Lisa (Linda Blair) and Kathy (Donna Wilkes) travel into the mountains
to attend the Krueger family reunion. During the witching hour
the Krueger house is invaded by a vicious gang of punks searching
for drugs, jewels, and cash. After torturing and killing the
Kruegers the gang discovers the terrible family secret locked
away in a hidden room. Predators become prey when deformed cousin
Patrick escapes captivity and seeks bloody vengeance.
plot of Grotesque is told in three different
sections. We have a family stalked by killers opening, crazy
freak killing everybody in sight middle, and a Tales from the
Crypt style ending. With such sudden shifts in story lines,
it's easy for the viewer to feel lost. The only constant during

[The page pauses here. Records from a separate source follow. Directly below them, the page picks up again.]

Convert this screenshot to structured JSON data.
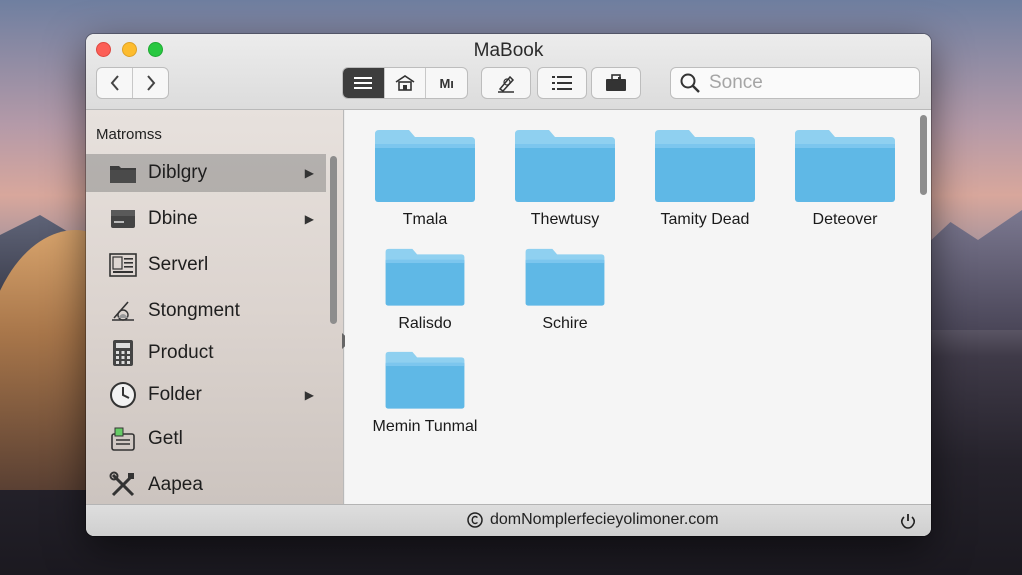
{
  "window": {
    "title": "MaBook"
  },
  "toolbar": {
    "nav_back": "‹",
    "nav_forward": "›",
    "view_buttons": [
      {
        "icon": "list-view-icon",
        "active": true
      },
      {
        "icon": "home-icon",
        "active": false
      },
      {
        "icon": "columns-view-icon",
        "label": "Mı",
        "active": false
      }
    ],
    "tool_buttons": [
      {
        "icon": "edit-icon"
      },
      {
        "icon": "text-list-icon"
      },
      {
        "icon": "briefcase-icon"
      }
    ]
  },
  "search": {
    "placeholder": "Sonce",
    "value": ""
  },
  "sidebar": {
    "header": "Matromss",
    "items": [
      {
        "label": "Diblgry",
        "icon": "folder-dark-icon",
        "chevron": true,
        "selected": true
      },
      {
        "label": "Dbine",
        "icon": "drive-icon",
        "chevron": true,
        "selected": false
      },
      {
        "label": "Serverl",
        "icon": "server-icon",
        "chevron": false,
        "selected": false
      },
      {
        "label": "Stongment",
        "icon": "storage-icon",
        "chevron": false,
        "selected": false
      },
      {
        "label": "Product",
        "icon": "calculator-icon",
        "chevron": false,
        "selected": false
      },
      {
        "label": "Folder",
        "icon": "clock-icon",
        "chevron": true,
        "selected": false
      },
      {
        "label": "Getl",
        "icon": "get-icon",
        "chevron": false,
        "selected": false
      },
      {
        "label": "Aapea",
        "icon": "tools-icon",
        "chevron": false,
        "selected": false
      }
    ]
  },
  "content": {
    "folders": [
      {
        "label": "Tmala"
      },
      {
        "label": "Thewtusy"
      },
      {
        "label": "Tamity Dead"
      },
      {
        "label": "Deteover"
      },
      {
        "label": "Ralisdo"
      },
      {
        "label": "Schire"
      },
      {
        "label": "Memin Tunmal"
      }
    ]
  },
  "statusbar": {
    "text": "domNomplerfecieyolimoner.com",
    "left_icon": "copyright-icon",
    "right_icon": "power-icon"
  },
  "colors": {
    "folder_top": "#8fd0f0",
    "folder_body": "#5fb8e6",
    "selected_bg": "#8a8a8a",
    "active_view": "#3d3d3d"
  }
}
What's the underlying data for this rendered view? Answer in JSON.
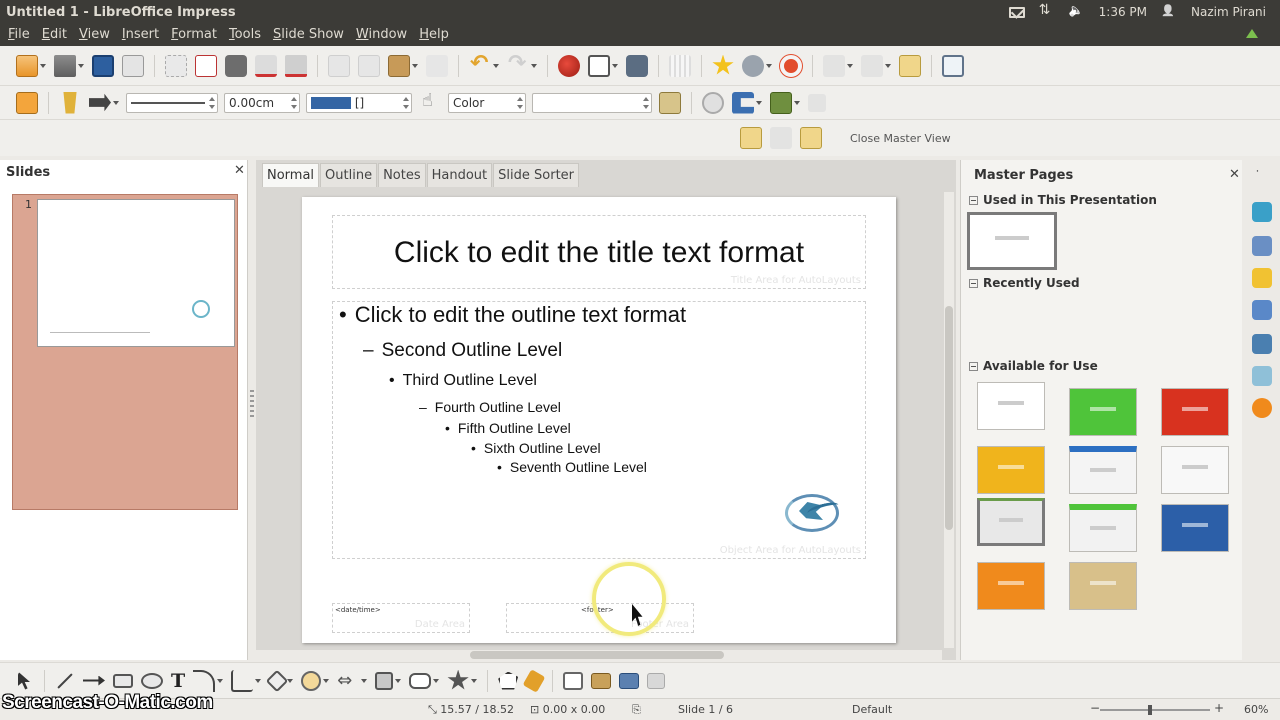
{
  "window": {
    "title": "Untitled 1 - LibreOffice Impress"
  },
  "tray": {
    "time": "1:36 PM",
    "user": "Nazim Pirani"
  },
  "menu": [
    "File",
    "Edit",
    "View",
    "Insert",
    "Format",
    "Tools",
    "Slide Show",
    "Window",
    "Help"
  ],
  "line_toolbar": {
    "line_width": "0.00cm",
    "area_style": "Color",
    "color_name": "[]"
  },
  "master_view_toolbar": {
    "close_label": "Close Master View"
  },
  "slides_pane": {
    "title": "Slides",
    "slide_number": "1"
  },
  "view_tabs": [
    "Normal",
    "Outline",
    "Notes",
    "Handout",
    "Slide Sorter"
  ],
  "slide": {
    "title_placeholder": "Click to edit the title text format",
    "title_area_label": "Title Area for AutoLayouts",
    "outline": [
      "Click to edit the outline text format",
      "Second Outline Level",
      "Third Outline Level",
      "Fourth Outline Level",
      "Fifth Outline Level",
      "Sixth Outline Level",
      "Seventh Outline Level"
    ],
    "bullets": [
      "•",
      "–",
      "•",
      "–",
      "•",
      "•",
      "•"
    ],
    "object_area_label": "Object Area for AutoLayouts",
    "date_field": "<date/time>",
    "date_area_label": "Date Area",
    "footer_field": "<footer>",
    "footer_area_label": "Footer Area"
  },
  "master_pages": {
    "title": "Master Pages",
    "used_section": "Used in This Presentation",
    "recent_section": "Recently Used",
    "available_section": "Available for Use",
    "available_colors": [
      "#ffffff",
      "#4fc43a",
      "#d8321f",
      "#f0b41c",
      "#f4f4f4",
      "#f8f8f8",
      "#e8e8e8",
      "#f2f2f2",
      "#2c5fa8",
      "#f08a1c",
      "#d8c08a"
    ]
  },
  "status": {
    "position": "15.57 / 18.52",
    "size": "0.00 x 0.00",
    "slide": "Slide 1 / 6",
    "layout": "Default",
    "zoom": "60%"
  },
  "watermark": "Screencast-O-Matic.com",
  "colors": {
    "titlebar": "#3c3b37",
    "slide_thumb_selected": "#dba592",
    "accent_blue": "#3465a4"
  }
}
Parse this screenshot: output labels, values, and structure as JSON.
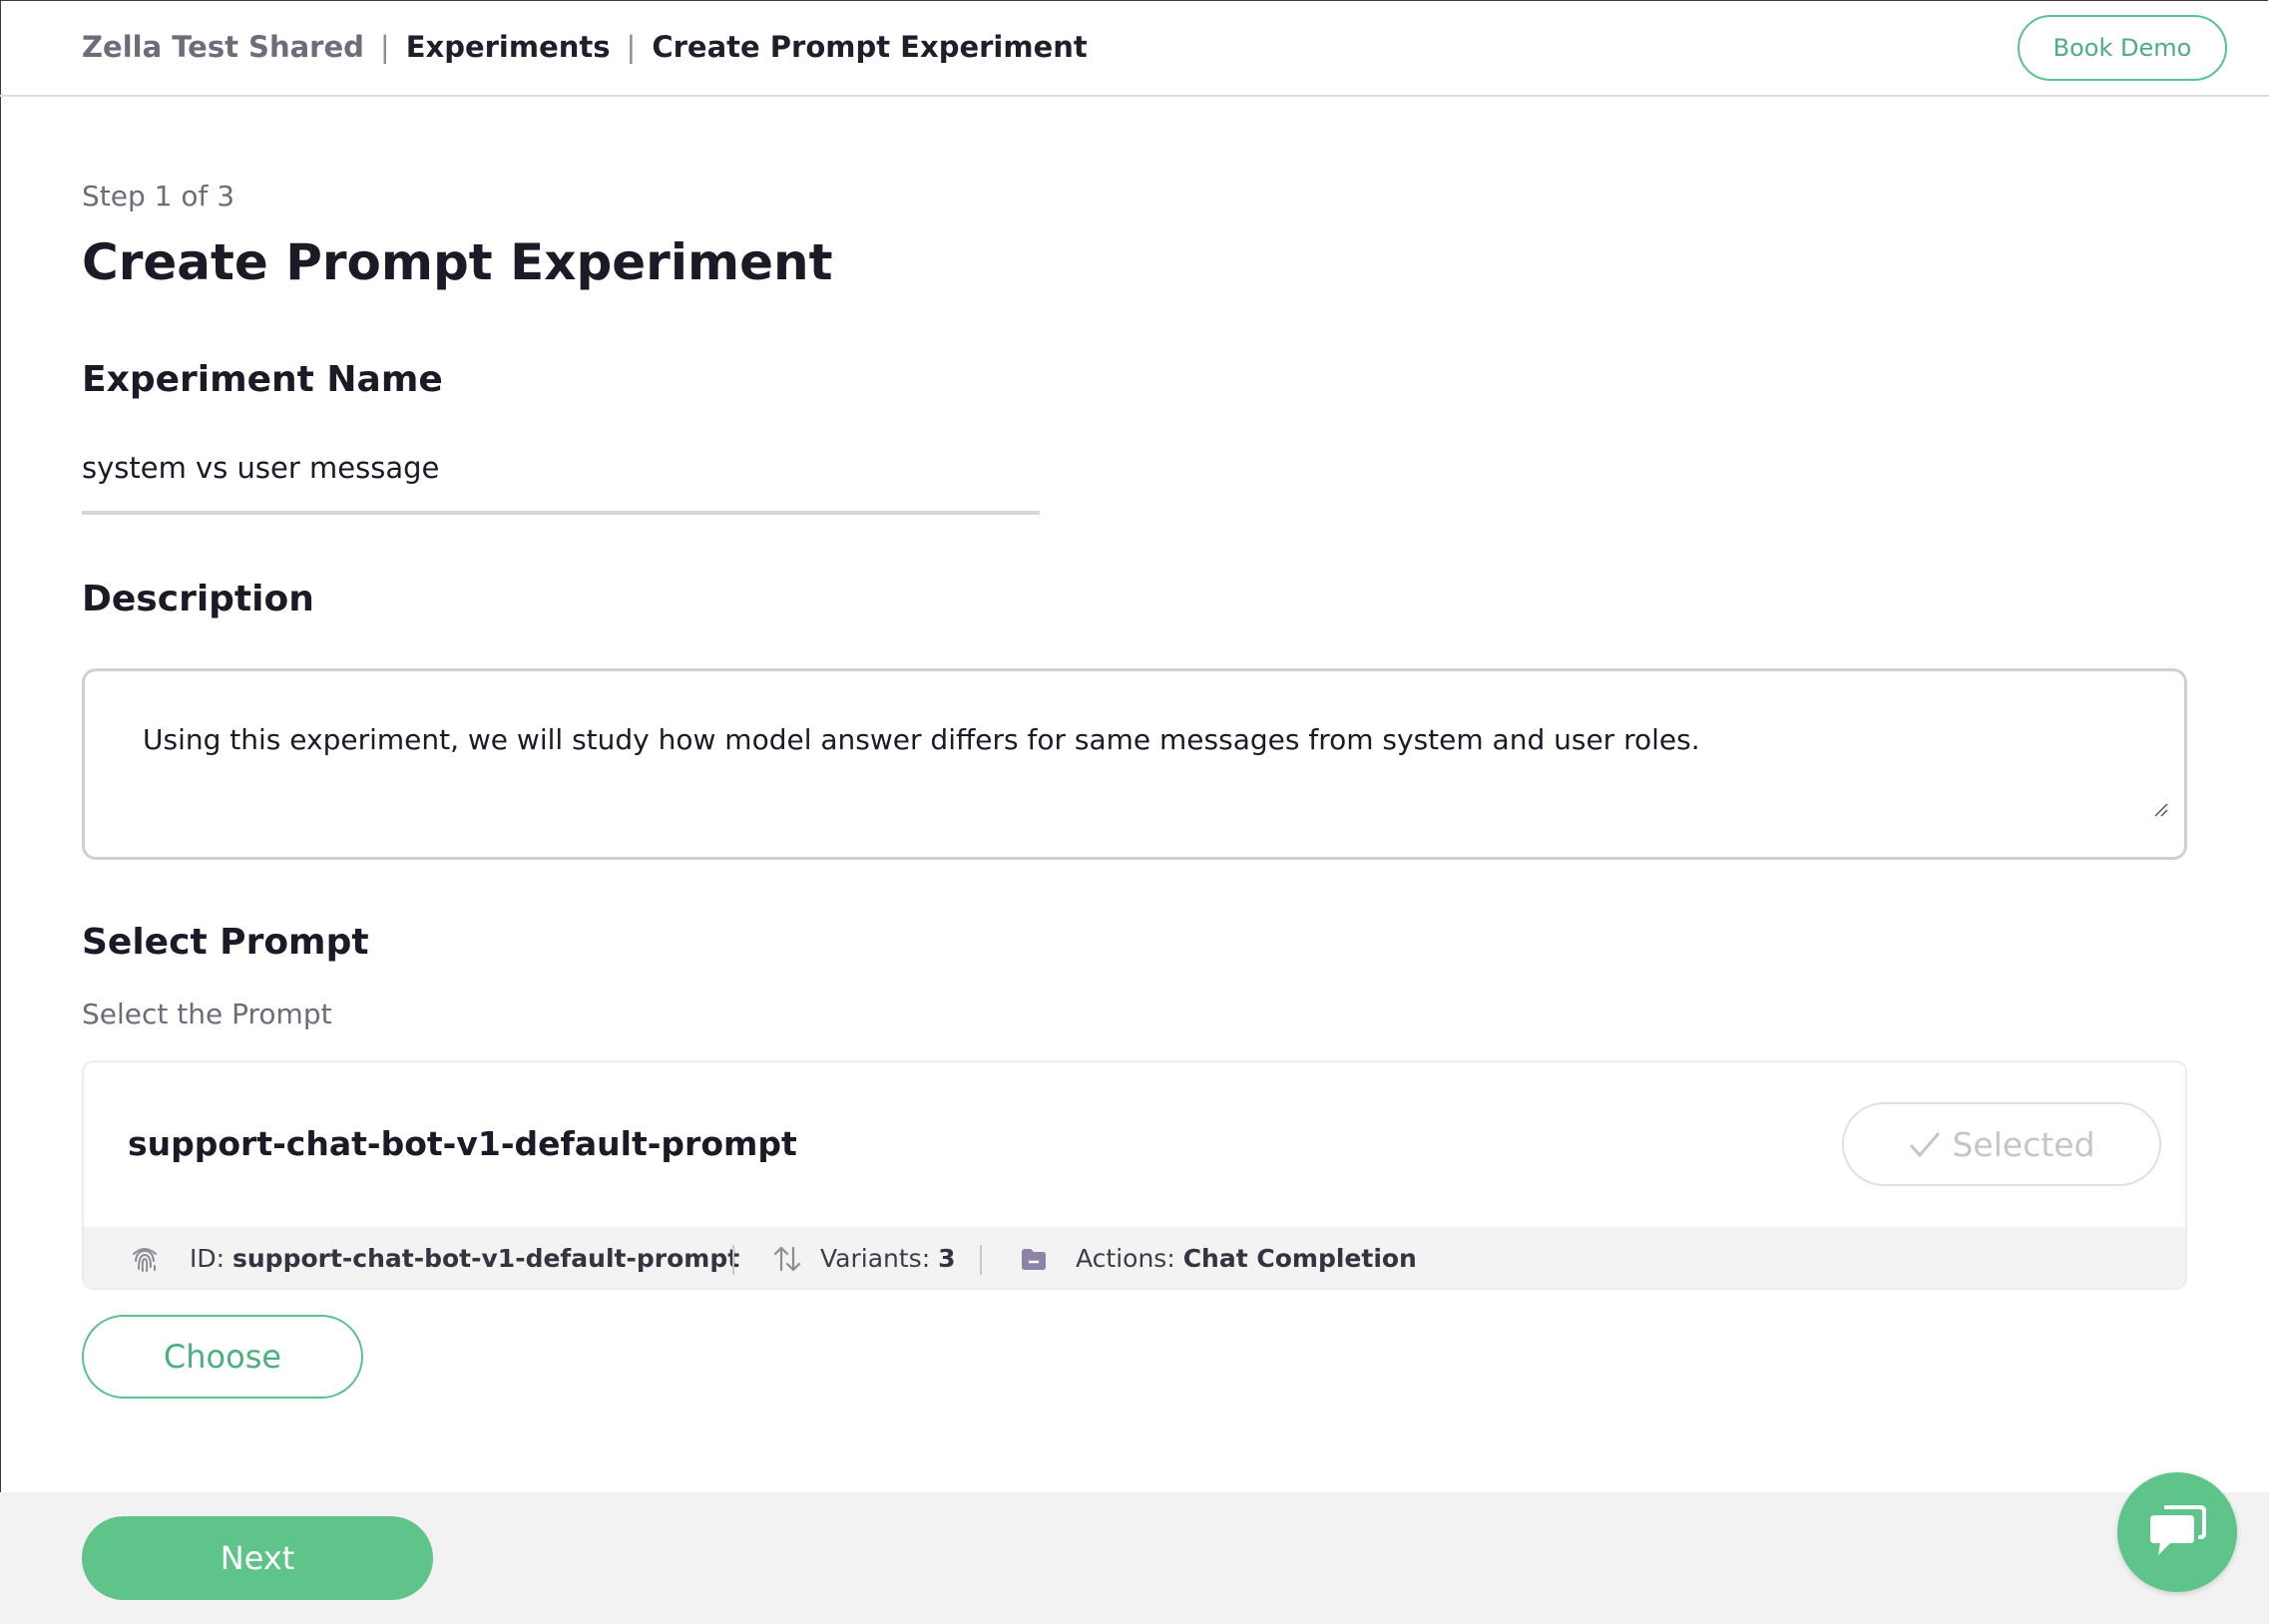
{
  "breadcrumb": {
    "items": [
      "Zella Test Shared",
      "Experiments",
      "Create Prompt Experiment"
    ],
    "separator": "|"
  },
  "header": {
    "book_demo_label": "Book Demo"
  },
  "page": {
    "step": "Step 1 of 3",
    "title": "Create Prompt Experiment"
  },
  "experiment_name": {
    "label": "Experiment Name",
    "value": "system vs user message"
  },
  "description": {
    "label": "Description",
    "value": "Using this experiment, we will study how model answer differs for same messages from system and user roles."
  },
  "select_prompt": {
    "label": "Select Prompt",
    "sublabel": "Select the Prompt",
    "card": {
      "name": "support-chat-bot-v1-default-prompt",
      "selected_label": "Selected",
      "id_label": "ID:",
      "id_value": "support-chat-bot-v1-default-prompt",
      "variants_label": "Variants:",
      "variants_value": "3",
      "actions_label": "Actions:",
      "actions_value": "Chat Completion"
    },
    "choose_label": "Choose"
  },
  "footer": {
    "next_label": "Next"
  },
  "colors": {
    "accent": "#5ec48a",
    "accent_text": "#4caf7d",
    "muted_text": "#6b6d78",
    "heading_text": "#1a1b27",
    "footer_bg": "#f2f2f2"
  },
  "icons": {
    "id": "fingerprint-icon",
    "variants": "sort-arrows-icon",
    "actions": "folder-icon",
    "selected": "check-icon",
    "chat": "chat-bubble-icon"
  }
}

the three different plots is the gang leaders, Scratch and Shelley
(a severely over acting Brad Wilson and Michelle Bensoussan).
As soon as the viewer feels a connection with one set of character,
those characters die off and a new set is introduced.
strongest attribute is its cast of slasher alumni. Besides Blair
and Wilkes, the cast also features Robert (Maniac Cop)
Z'Dar and Charles (Silent Night, Deadly Night)
Dierkop. Sadly, none of these actors have enough screen time
to rank their presence much higher than cameo status. And the
viewer really loses interest when the beautiful Blair
and Wilkes depart. Both actresses bring a great deal of energy
to Grotesque and the film really stumbles without them.
fans should look for special appearances from Halloween
III's Jack-o-Lantern and Skull mask. Skull mask even
has a love scene, which is a bit odd. Guy Stockwell plays the
"special fx genius" head of the Krueger family and
dresses like Madman Marz for a false scare. Stockwell's cheap
effects are good for unintentional laughs. One doubts this guy
could find work in Hollywood with anyone other than AIP or Roger
Corman. Good old Buck Flower is listed in the closing credits
as pre-production coordinator. One wishes he had a role in front
of the camera as well.
is a flawed yet still entertaining film. It's really hard not
to laugh out loud while Brad Wilson shrieks his lines like a
rabid banshee. Somebody should have shown him the definition
of subtle before filming started. In a surprising bit of good
taste, Blair and Wilkes keep their clothes on for the film.
Flesh fans will be disappointed but it's nice to see these normally
exploited actresses shown some respect. There's also a "beauty
is skin deep" moral at the end, which makes this a good
slasher to show little brothers and sisters. Sure, the violent
bits might give the
brats nightmares but at least they learn something.